Check transition signals. Be sure that a reader can follow the sequences of ideas from sentence to sentence, and from paragraph to paragraph.

Check punctuation and spelling.

Questions to ask yourself

‰ Have I answered the question as fully as possible?

‰ Is my essay clearly structured?

‰ Does my argument make sense? Is it well balanced and researched?

‰ Are my paragraphs and arguments clearly connected and coherent?

‰ Are my examples and quotes relevant to and supportive of my answer?

‰ Have I used a consistent referencing style? Have I referenced all my quotes and paraphrases?

‰ Have I remained within the set word limit?

7. Handing Your Essay In

READ the assignment guidelines in your course outlines and find out how your lecturer/tutor would like assignments presented. Make sure you have complied with their requirements and that you know when and where your essay should be handed in.

In General:

‰ Make sure you know when, where or to whom your assignment should be handed in. Most schools have a box for students to submit their essays.

‰ Don’t hand in your essay in a plastic folder or sleeve (unless you are asked to do so).

‰ Use double-line spacing and a readable font (size 12 at least)

‰ Essays should be legible so make sure your essay is easy to read. If possible, type your essay. If not, write neatly on every second line.

‰ Use a cover sheet (available from your school office).

‰ Number pages and use wide margins.

‰ Print on one side of the page only.

‰ Make sure you have an extra copy.


Cuba, I 1998, A Short Guide to Writing About Social Science, Harper Collins.

Oshima, A & Hogue, A 1991, Writing Academic English, Addison-Wesley.

University of Toronto Writing Centre, Some General Advice on Academic Essay Writing, University of Toronto, accessed 1999, <>.
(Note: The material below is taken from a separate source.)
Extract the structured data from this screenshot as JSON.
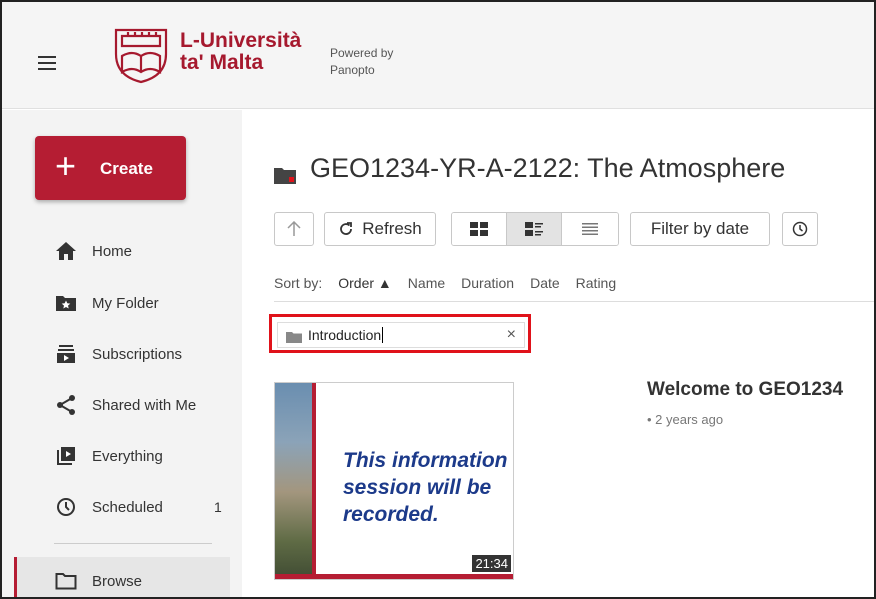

Prepared by The Learning Centre, The University of New South Wales © 2009. This guide may be distributed for educational purposes and adapted with proper acknowledgement. Email: